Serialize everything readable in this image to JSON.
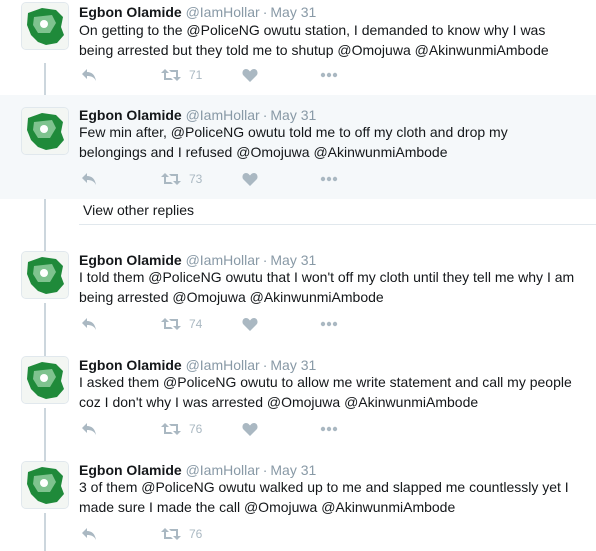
{
  "tweets": [
    {
      "name": "Egbon Olamide",
      "handle": "@IamHollar",
      "sep": "·",
      "date": "May 31",
      "text1": "On getting to the @PoliceNG owutu station, I demanded to know why I was",
      "text2": "being arrested but they told me to shutup @Omojuwa @AkinwunmiAmbode",
      "retweets": "71"
    },
    {
      "name": "Egbon Olamide",
      "handle": "@IamHollar",
      "sep": "·",
      "date": "May 31",
      "text1": "Few min after, @PoliceNG owutu told me to off my cloth and drop my",
      "text2": "belongings and I refused @Omojuwa @AkinwunmiAmbode",
      "retweets": "73"
    },
    {
      "name": "Egbon Olamide",
      "handle": "@IamHollar",
      "sep": "·",
      "date": "May 31",
      "text1": "I told them @PoliceNG owutu that I won't off my cloth until they tell me why I am",
      "text2": "being arrested  @Omojuwa @AkinwunmiAmbode",
      "retweets": "74"
    },
    {
      "name": "Egbon Olamide",
      "handle": "@IamHollar",
      "sep": "·",
      "date": "May 31",
      "text1": "I asked them @PoliceNG owutu to allow me write statement and call my people",
      "text2": "coz I don't why I was arrested @Omojuwa @AkinwunmiAmbode",
      "retweets": "76"
    },
    {
      "name": "Egbon Olamide",
      "handle": "@IamHollar",
      "sep": "·",
      "date": "May 31",
      "text1": "3 of them @PoliceNG owutu walked up to me and slapped me countlessly yet I",
      "text2": "made sure I made the call @Omojuwa @AkinwunmiAmbode",
      "retweets": "76"
    }
  ],
  "view_other_replies": "View other replies",
  "colors": {
    "text": "#14171a",
    "muted": "#8899a6",
    "icon": "#aab8c2",
    "highlight_bg": "#f5f8fa",
    "avatar_green": "#1f8a3a"
  },
  "icons": [
    "reply-icon",
    "retweet-icon",
    "like-icon",
    "more-icon"
  ]
}
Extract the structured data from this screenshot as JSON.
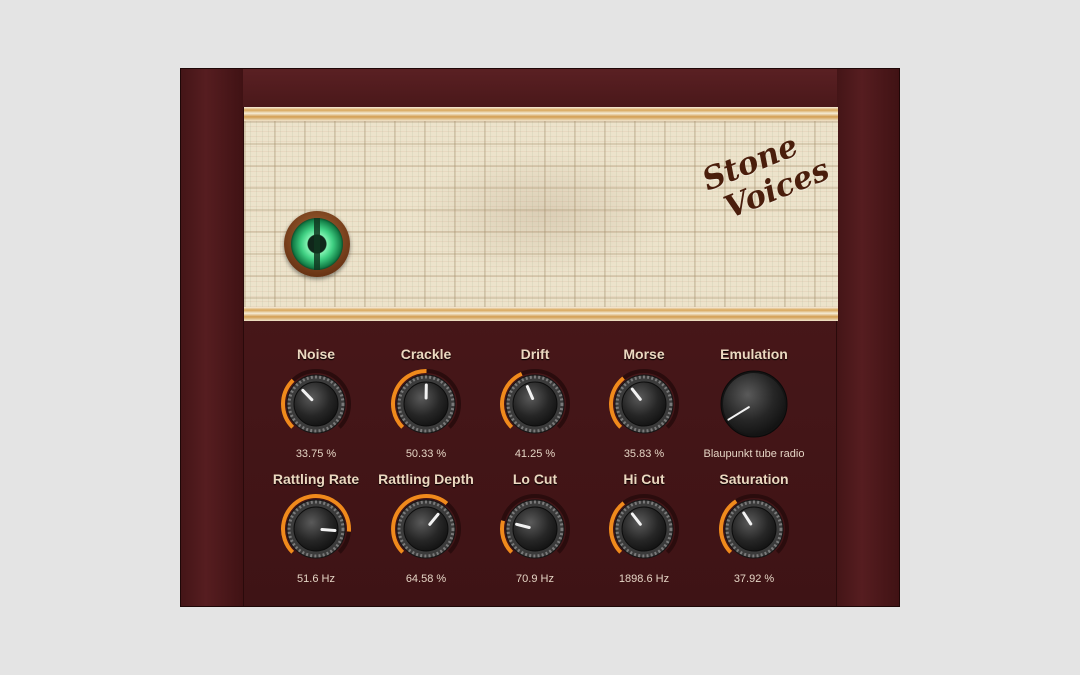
{
  "logo": {
    "line1": "Stone",
    "line2": "Voices"
  },
  "accent_color": "#f08a1c",
  "power_button": {
    "icon": "power-lamp-icon"
  },
  "knobs": [
    {
      "name": "noise",
      "label": "Noise",
      "value": "33.75 %",
      "fraction": 0.3375
    },
    {
      "name": "crackle",
      "label": "Crackle",
      "value": "50.33 %",
      "fraction": 0.5033
    },
    {
      "name": "drift",
      "label": "Drift",
      "value": "41.25 %",
      "fraction": 0.4125
    },
    {
      "name": "morse",
      "label": "Morse",
      "value": "35.83 %",
      "fraction": 0.3583
    },
    {
      "name": "emulation",
      "label": "Emulation",
      "value": "Blaupunkt tube radio",
      "fraction": 0.05
    },
    {
      "name": "rattling-rate",
      "label": "Rattling Rate",
      "value": "51.6 Hz",
      "fraction": 0.85
    },
    {
      "name": "rattling-depth",
      "label": "Rattling Depth",
      "value": "64.58 %",
      "fraction": 0.6458
    },
    {
      "name": "lo-cut",
      "label": "Lo Cut",
      "value": "70.9 Hz",
      "fraction": 0.22
    },
    {
      "name": "hi-cut",
      "label": "Hi Cut",
      "value": "1898.6 Hz",
      "fraction": 0.36
    },
    {
      "name": "saturation",
      "label": "Saturation",
      "value": "37.92 %",
      "fraction": 0.3792
    }
  ]
}
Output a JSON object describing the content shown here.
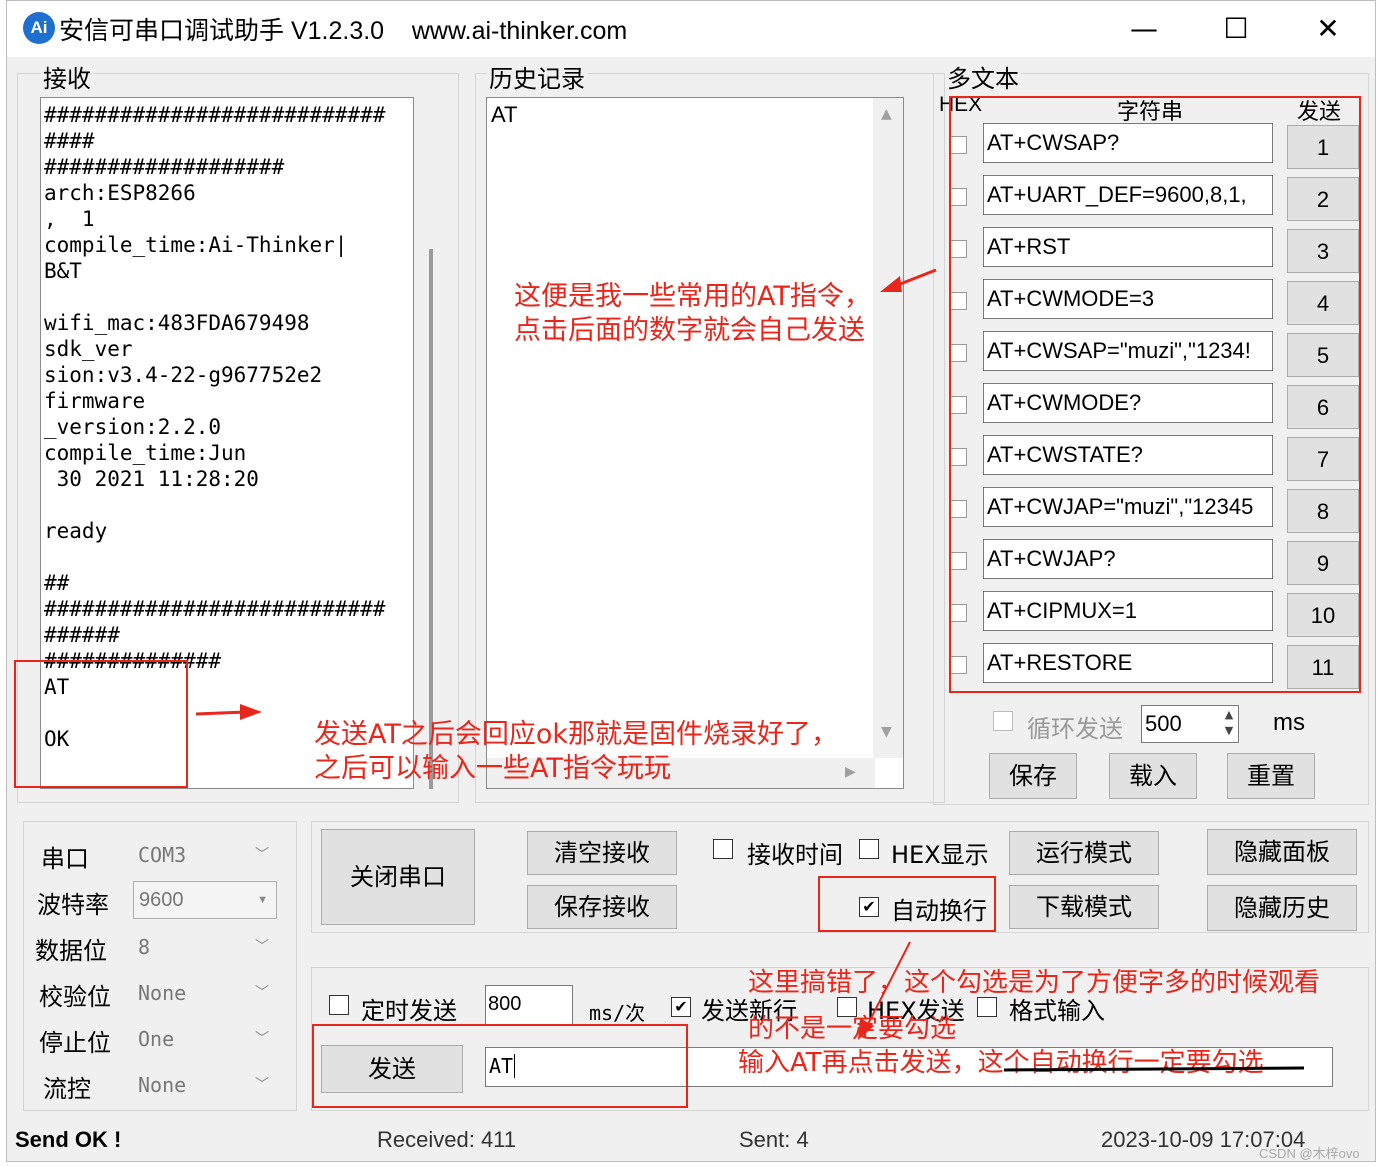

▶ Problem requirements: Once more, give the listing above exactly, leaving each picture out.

▶ Problem solution:
Serialize everything readable in this image to JSON.
{
  "tweets": [
    {
      "name": "Egbon Olamide",
      "handle": "@IamHollar",
      "sep": "·",
      "date": "May 31",
      "text1": "On getting to the @PoliceNG owutu station, I demanded to know why I was",
      "text2": "being arrested but they told me to shutup @Omojuwa @AkinwunmiAmbode",
      "retweets": "71"
    },
    {
      "name": "Egbon Olamide",
      "handle": "@IamHollar",
      "sep": "·",
      "date": "May 31",
      "text1": "Few min after, @PoliceNG owutu told me to off my cloth and drop my",
      "text2": "belongings and I refused @Omojuwa @AkinwunmiAmbode",
      "retweets": "73"
    },
    {
      "name": "Egbon Olamide",
      "handle": "@IamHollar",
      "sep": "·",
      "date": "May 31",
      "text1": "I told them @PoliceNG owutu that I won't off my cloth until they tell me why I am",
      "text2": "being arrested  @Omojuwa @AkinwunmiAmbode",
      "retweets": "74"
    },
    {
      "name": "Egbon Olamide",
      "handle": "@IamHollar",
      "sep": "·",
      "date": "May 31",
      "text1": "I asked them @PoliceNG owutu to allow me write statement and call my people",
      "text2": "coz I don't why I was arrested @Omojuwa @AkinwunmiAmbode",
      "retweets": "76"
    },
    {
      "name": "Egbon Olamide",
      "handle": "@IamHollar",
      "sep": "·",
      "date": "May 31",
      "text1": "3 of them @PoliceNG owutu walked up to me and slapped me countlessly yet I",
      "text2": "made sure I made the call @Omojuwa @AkinwunmiAmbode",
      "retweets": "76"
    }
  ],
  "view_other_replies": "View other replies",
  "colors": {
    "text": "#14171a",
    "muted": "#8899a6",
    "icon": "#aab8c2",
    "highlight_bg": "#f5f8fa",
    "avatar_green": "#1f8a3a"
  },
  "icons": [
    "reply-icon",
    "retweet-icon",
    "like-icon",
    "more-icon"
  ]
}
Extract the structured data from this screenshot as JSON.
{
  "logo": {
    "line1": "Stone",
    "line2": "Voices"
  },
  "accent_color": "#f08a1c",
  "power_button": {
    "icon": "power-lamp-icon"
  },
  "knobs": [
    {
      "name": "noise",
      "label": "Noise",
      "value": "33.75 %",
      "fraction": 0.3375
    },
    {
      "name": "crackle",
      "label": "Crackle",
      "value": "50.33 %",
      "fraction": 0.5033
    },
    {
      "name": "drift",
      "label": "Drift",
      "value": "41.25 %",
      "fraction": 0.4125
    },
    {
      "name": "morse",
      "label": "Morse",
      "value": "35.83 %",
      "fraction": 0.3583
    },
    {
      "name": "emulation",
      "label": "Emulation",
      "value": "Blaupunkt tube radio",
      "fraction": 0.05
    },
    {
      "name": "rattling-rate",
      "label": "Rattling Rate",
      "value": "51.6 Hz",
      "fraction": 0.85
    },
    {
      "name": "rattling-depth",
      "label": "Rattling Depth",
      "value": "64.58 %",
      "fraction": 0.6458
    },
    {
      "name": "lo-cut",
      "label": "Lo Cut",
      "value": "70.9 Hz",
      "fraction": 0.22
    },
    {
      "name": "hi-cut",
      "label": "Hi Cut",
      "value": "1898.6 Hz",
      "fraction": 0.36
    },
    {
      "name": "saturation",
      "label": "Saturation",
      "value": "37.92 %",
      "fraction": 0.3792
    }
  ]
}
Output a JSON object describing the content shown here.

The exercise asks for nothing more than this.